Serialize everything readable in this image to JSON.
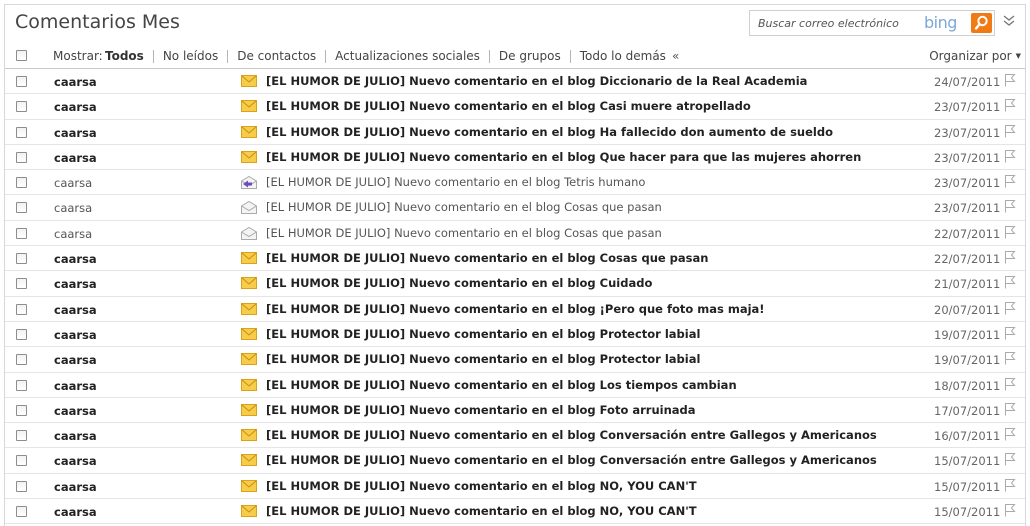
{
  "header": {
    "title": "Comentarios Mes",
    "search_placeholder": "Buscar correo electrónico",
    "search_brand": "bing"
  },
  "filterbar": {
    "show_label": "Mostrar:",
    "filters": [
      "Todos",
      "No leídos",
      "De contactos",
      "Actualizaciones sociales",
      "De grupos",
      "Todo lo demás"
    ],
    "active_filter": "Todos",
    "collapse_glyph": "«",
    "organize_label": "Organizar por"
  },
  "colors": {
    "accent_orange": "#f07a14",
    "bing_blue": "#7aa8d8",
    "envelope_unread": "#f0c23a",
    "envelope_reply": "#6a4bc4"
  },
  "messages": [
    {
      "sender": "caarsa",
      "subject": "[EL HUMOR DE JULIO] Nuevo comentario en el blog Diccionario de la Real Academia",
      "date": "24/07/2011",
      "unread": true,
      "icon": "envelope-unread-icon"
    },
    {
      "sender": "caarsa",
      "subject": "[EL HUMOR DE JULIO] Nuevo comentario en el blog Casi muere atropellado",
      "date": "23/07/2011",
      "unread": true,
      "icon": "envelope-unread-icon"
    },
    {
      "sender": "caarsa",
      "subject": "[EL HUMOR DE JULIO] Nuevo comentario en el blog Ha fallecido don aumento de sueldo",
      "date": "23/07/2011",
      "unread": true,
      "icon": "envelope-unread-icon"
    },
    {
      "sender": "caarsa",
      "subject": "[EL HUMOR DE JULIO] Nuevo comentario en el blog Que hacer para que las mujeres ahorren",
      "date": "23/07/2011",
      "unread": true,
      "icon": "envelope-unread-icon"
    },
    {
      "sender": "caarsa",
      "subject": "[EL HUMOR DE JULIO] Nuevo comentario en el blog Tetris humano",
      "date": "23/07/2011",
      "unread": false,
      "icon": "envelope-replied-icon"
    },
    {
      "sender": "caarsa",
      "subject": "[EL HUMOR DE JULIO] Nuevo comentario en el blog Cosas que pasan",
      "date": "23/07/2011",
      "unread": false,
      "icon": "envelope-open-icon"
    },
    {
      "sender": "caarsa",
      "subject": "[EL HUMOR DE JULIO] Nuevo comentario en el blog Cosas que pasan",
      "date": "22/07/2011",
      "unread": false,
      "icon": "envelope-open-icon"
    },
    {
      "sender": "caarsa",
      "subject": "[EL HUMOR DE JULIO] Nuevo comentario en el blog Cosas que pasan",
      "date": "22/07/2011",
      "unread": true,
      "icon": "envelope-unread-icon"
    },
    {
      "sender": "caarsa",
      "subject": "[EL HUMOR DE JULIO] Nuevo comentario en el blog Cuidado",
      "date": "21/07/2011",
      "unread": true,
      "icon": "envelope-unread-icon"
    },
    {
      "sender": "caarsa",
      "subject": "[EL HUMOR DE JULIO] Nuevo comentario en el blog ¡Pero que foto mas maja!",
      "date": "20/07/2011",
      "unread": true,
      "icon": "envelope-unread-icon"
    },
    {
      "sender": "caarsa",
      "subject": "[EL HUMOR DE JULIO] Nuevo comentario en el blog Protector labial",
      "date": "19/07/2011",
      "unread": true,
      "icon": "envelope-unread-icon"
    },
    {
      "sender": "caarsa",
      "subject": "[EL HUMOR DE JULIO] Nuevo comentario en el blog Protector labial",
      "date": "19/07/2011",
      "unread": true,
      "icon": "envelope-unread-icon"
    },
    {
      "sender": "caarsa",
      "subject": "[EL HUMOR DE JULIO] Nuevo comentario en el blog Los tiempos cambian",
      "date": "18/07/2011",
      "unread": true,
      "icon": "envelope-unread-icon"
    },
    {
      "sender": "caarsa",
      "subject": "[EL HUMOR DE JULIO] Nuevo comentario en el blog Foto arruinada",
      "date": "17/07/2011",
      "unread": true,
      "icon": "envelope-unread-icon"
    },
    {
      "sender": "caarsa",
      "subject": "[EL HUMOR DE JULIO] Nuevo comentario en el blog Conversación entre Gallegos y Americanos",
      "date": "16/07/2011",
      "unread": true,
      "icon": "envelope-unread-icon"
    },
    {
      "sender": "caarsa",
      "subject": "[EL HUMOR DE JULIO] Nuevo comentario en el blog Conversación entre Gallegos y Americanos",
      "date": "15/07/2011",
      "unread": true,
      "icon": "envelope-unread-icon"
    },
    {
      "sender": "caarsa",
      "subject": "[EL HUMOR DE JULIO] Nuevo comentario en el blog NO, YOU CAN'T",
      "date": "15/07/2011",
      "unread": true,
      "icon": "envelope-unread-icon"
    },
    {
      "sender": "caarsa",
      "subject": "[EL HUMOR DE JULIO] Nuevo comentario en el blog NO, YOU CAN'T",
      "date": "15/07/2011",
      "unread": true,
      "icon": "envelope-unread-icon"
    }
  ]
}
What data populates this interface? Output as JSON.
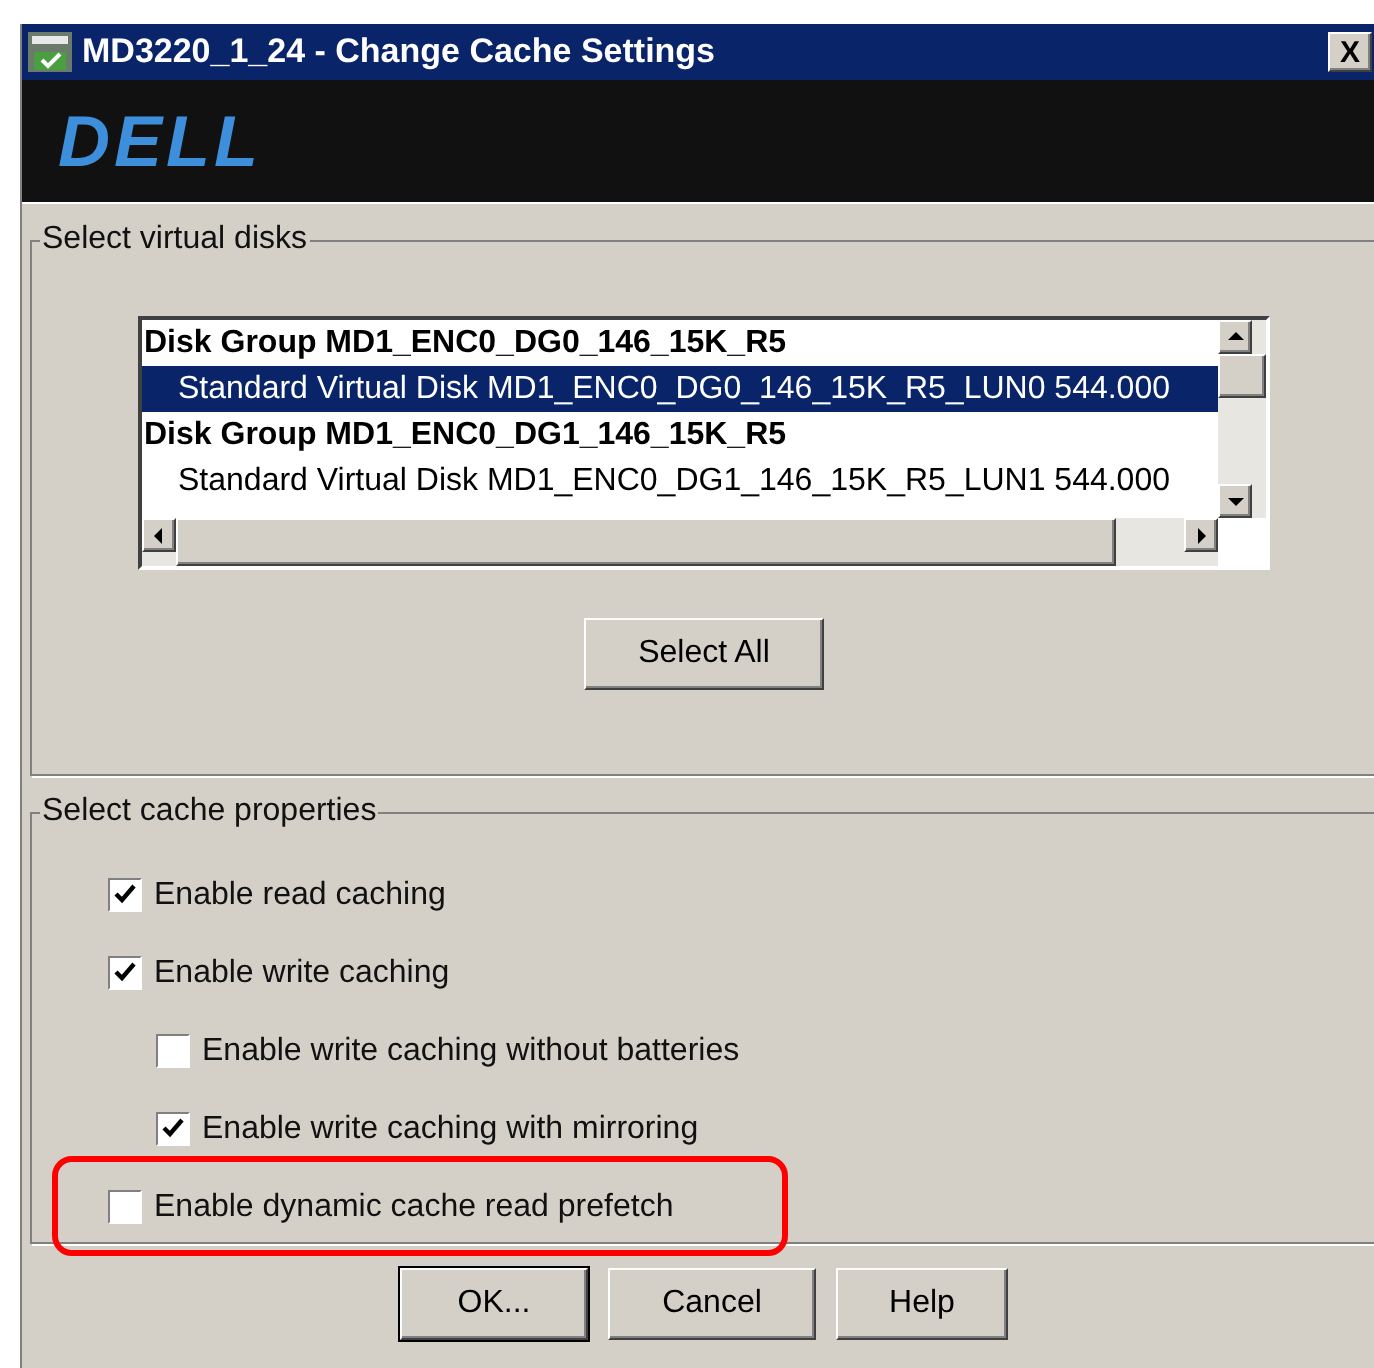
{
  "window": {
    "title": "MD3220_1_24 - Change Cache Settings",
    "close": "X"
  },
  "banner": {
    "logo": "DELL"
  },
  "virtual_disks": {
    "legend": "Select virtual disks",
    "items": [
      {
        "kind": "group",
        "label": "Disk Group MD1_ENC0_DG0_146_15K_R5",
        "selected": false
      },
      {
        "kind": "disk",
        "label": "Standard Virtual Disk  MD1_ENC0_DG0_146_15K_R5_LUN0  544.000",
        "selected": true
      },
      {
        "kind": "group",
        "label": "Disk Group MD1_ENC0_DG1_146_15K_R5",
        "selected": false
      },
      {
        "kind": "disk",
        "label": "Standard Virtual Disk  MD1_ENC0_DG1_146_15K_R5_LUN1  544.000",
        "selected": false
      }
    ],
    "select_all": "Select All"
  },
  "cache_properties": {
    "legend": "Select cache properties",
    "options": [
      {
        "label": "Enable read caching",
        "checked": true,
        "indented": false,
        "highlighted": false
      },
      {
        "label": "Enable write caching",
        "checked": true,
        "indented": false,
        "highlighted": false
      },
      {
        "label": "Enable write caching without batteries",
        "checked": false,
        "indented": true,
        "highlighted": false
      },
      {
        "label": "Enable write caching with mirroring",
        "checked": true,
        "indented": true,
        "highlighted": false
      },
      {
        "label": "Enable dynamic cache read prefetch",
        "checked": false,
        "indented": false,
        "highlighted": true
      }
    ]
  },
  "buttons": [
    "OK...",
    "Cancel",
    "Help"
  ]
}
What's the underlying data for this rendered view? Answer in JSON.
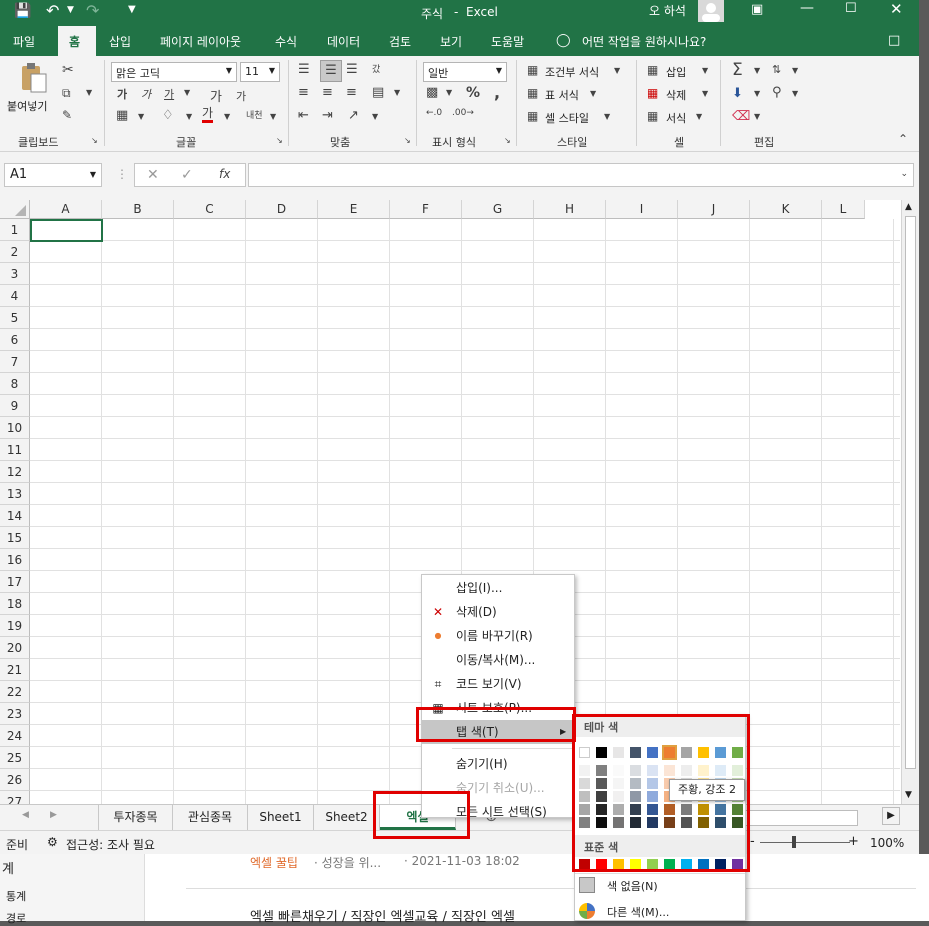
{
  "titlebar": {
    "doc_title": "주식",
    "app_sep": "-",
    "app_name": "Excel",
    "user": "오 하석"
  },
  "ribbon_tabs": [
    "파일",
    "홈",
    "삽입",
    "페이지 레이아웃",
    "수식",
    "데이터",
    "검토",
    "보기",
    "도움말"
  ],
  "tell_me": "어떤 작업을 원하시나요?",
  "clipboard": {
    "paste": "붙여넣기",
    "group": "클립보드"
  },
  "font": {
    "name": "맑은 고딕",
    "size": "11",
    "group": "글꼴",
    "bold": "가",
    "italic": "가",
    "underline": "가",
    "grow": "가",
    "shrink": "가",
    "color": "가",
    "phonetic": "내천"
  },
  "align": {
    "group": "맞춤",
    "wrap": "갔"
  },
  "number": {
    "format": "일반",
    "group": "표시 형식",
    "pct": "%",
    "comma": ","
  },
  "styles": {
    "cond": "조건부 서식",
    "table": "표 서식",
    "cell": "셀 스타일",
    "group": "스타일"
  },
  "cells": {
    "insert": "삽입",
    "delete": "삭제",
    "format": "서식",
    "group": "셀"
  },
  "editing": {
    "group": "편집"
  },
  "namebox": "A1",
  "fx": "fx",
  "columns": [
    "A",
    "B",
    "C",
    "D",
    "E",
    "F",
    "G",
    "H",
    "I",
    "J",
    "K",
    "L"
  ],
  "rows": [
    "1",
    "2",
    "3",
    "4",
    "5",
    "6",
    "7",
    "8",
    "9",
    "10",
    "11",
    "12",
    "13",
    "14",
    "15",
    "16",
    "17",
    "18",
    "19",
    "20",
    "21",
    "22",
    "23",
    "24",
    "25",
    "26",
    "27"
  ],
  "sheets": [
    "투자종목",
    "관심종목",
    "Sheet1",
    "Sheet2",
    "엑셀"
  ],
  "status": {
    "ready": "준비",
    "accessibility": "접근성: 조사 필요",
    "zoom": "100%",
    "minus": "-",
    "plus": "+"
  },
  "context_menu": [
    {
      "label": "삽입(I)...",
      "disabled": false,
      "icon": ""
    },
    {
      "label": "삭제(D)",
      "disabled": false,
      "icon": "delete-sheet-icon"
    },
    {
      "label": "이름 바꾸기(R)",
      "disabled": false,
      "icon": "bullet-icon"
    },
    {
      "label": "이동/복사(M)...",
      "disabled": false,
      "icon": ""
    },
    {
      "label": "코드 보기(V)",
      "disabled": false,
      "icon": "code-view-icon"
    },
    {
      "label": "시트 보호(P)...",
      "disabled": false,
      "icon": "protect-sheet-icon"
    },
    {
      "label": "탭 색(T)",
      "disabled": false,
      "icon": ""
    },
    {
      "label": "숨기기(H)",
      "disabled": false,
      "icon": ""
    },
    {
      "label": "숨기기 취소(U)...",
      "disabled": true,
      "icon": ""
    },
    {
      "label": "모든 시트 선택(S)",
      "disabled": false,
      "icon": ""
    }
  ],
  "palette": {
    "theme_title": "테마 색",
    "standard_title": "표준 색",
    "no_color": "색 없음(N)",
    "more_colors": "다른 색(M)...",
    "tooltip": "주황, 강조 2",
    "theme_top": [
      "#ffffff",
      "#000000",
      "#e7e6e6",
      "#44546a",
      "#4472c4",
      "#ed7d31",
      "#a5a5a5",
      "#ffc000",
      "#5b9bd5",
      "#70ad47"
    ],
    "standard": [
      "#c00000",
      "#ff0000",
      "#ffc000",
      "#ffff00",
      "#92d050",
      "#00b050",
      "#00b0f0",
      "#0070c0",
      "#002060",
      "#7030a0"
    ]
  },
  "bg_page": {
    "left1": "계",
    "left2": "통계",
    "left3": "경로",
    "cat": "엑셀 꿀팁",
    "post": "· 성장을 위...",
    "date": "· 2021-11-03 18:02",
    "next": "엑셀 빠른채우기 / 직장인 엑셀교육 / 직장인 엑셀"
  }
}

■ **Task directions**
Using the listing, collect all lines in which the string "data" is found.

■ **Exercise response**
What data populates this interface? Output as JSON.
What's the underlying data for this rendered view? Answer in JSON.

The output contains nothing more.